Matthew 5:15 / Luke 8:16 / Luke 11:33
15 Neither do men light a candle, and put it under a bushel, but on a candlestick; and it giveth light unto all that are in the house.
Our challenge is not only for a few nights here at Common Ground. Our mission field is in the living rooms, in the offices, on our social media channels.
When circumstances and people become uncomfortable, do we shrink away in self-preservation and self-consciousness?
Or do we die to self and stand upon the rock in the storm, in love and patience and confidence—confidence not in ourselves and our own abilities, but in our Lord?
Even at the end of the night, when we may be wondering if our time invested will bear any fruit in the people we’ve touched, we must put aside any notions of self-worth and leave the expansion of our efforts to the Holy Spirit.
Don’t Expect to Be Enough
1 Corinthians 4:10-14
10 We are fools for Christ’s sake, but ye are wise in Christ; we are weak, but ye are strong; ye are honourable, but we are despised.
11 Even unto this present hour we both hunger, and thirst, and are naked, and are buffeted, and have no certain dwellingplace;
12 And labour, working with our own hands: being reviled, we bless; being persecuted, we suffer it:
13 Being defamed, we intreat: we are made as the filth of the world, and are the offscouring of all things unto this day.
14 I write not these things to shame you, but as my beloved sons I warn you.
Paul’s words to the prideful church of Corinth act as a reminder. Even to say we are not good enough, strong enough, smart enough, not old enough, not young enough, not eloquent enough; these things are still pride. Self-consciousness. Self-focus. Self-loathing. Self-preservation. Through it all, our attention is to remain on Him.

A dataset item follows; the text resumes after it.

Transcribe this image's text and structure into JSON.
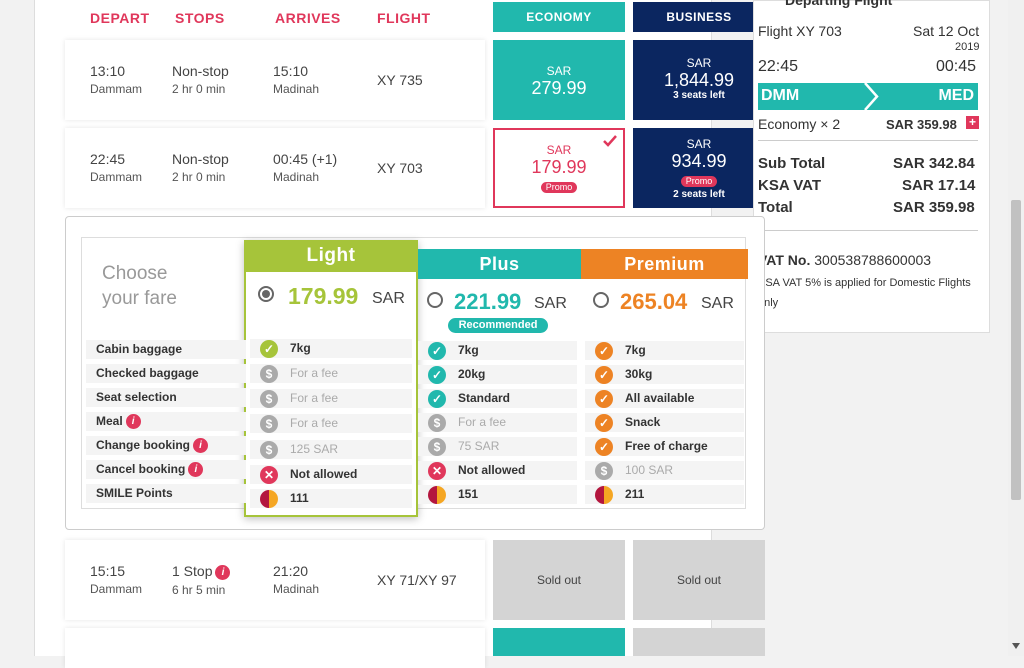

Father, we humble ourselves as servants and we step forward in love and faith and belief to minister to God’s children, believers and non-believers alike, under the guidance and strength of the Holy Spirit. Father, we recognize if we’re fearful and focused upon ourselves or our circumstances, we’ve taken our eyes off you and placed them upon the storm, and—like Peter—we’ll begin to sink into dark waters. So, Holy Spirit, walk with us as we commit to keeping our eyes upon you. We want only you.
I pray this, in the holy name of our Lord and Savior, Jesus Christ.
Throughout adolescence, the adolescent struggles with three core issues: independence, intimacy, and identity. It is the latter process that underlies spirituality. As part of identity, the adolescent, now capable of critical thought, asks, “What do I believe?” Adolescents are well aware of what they have been taught by parents, family, and spiritual leaders. The question now becomes what beliefs will become part of their personal identity — that is, what beliefs they will personally own. In short, the adolescent says: I know what my parents taught me, what my priest, pastor, minister, rabbi, or imam taught me. What is it that I believe?
Moreover, as adolescents begin to develop critical thinking, they are encountering their own spiritual questions. “Why do people suffer and die?” “Why do disasters occur?” While these questions may have been encountered earlier in their lives, there now is greater depth to that reflection. In addition, as the adolescent struggles with their individuality, there can be a growing awareness that death — nonexistence — represents a great threat to their emerging identity. In some cases, this may lead to extensive denial of death or challenges to death evident by the dangerous behaviors common in this stage of life.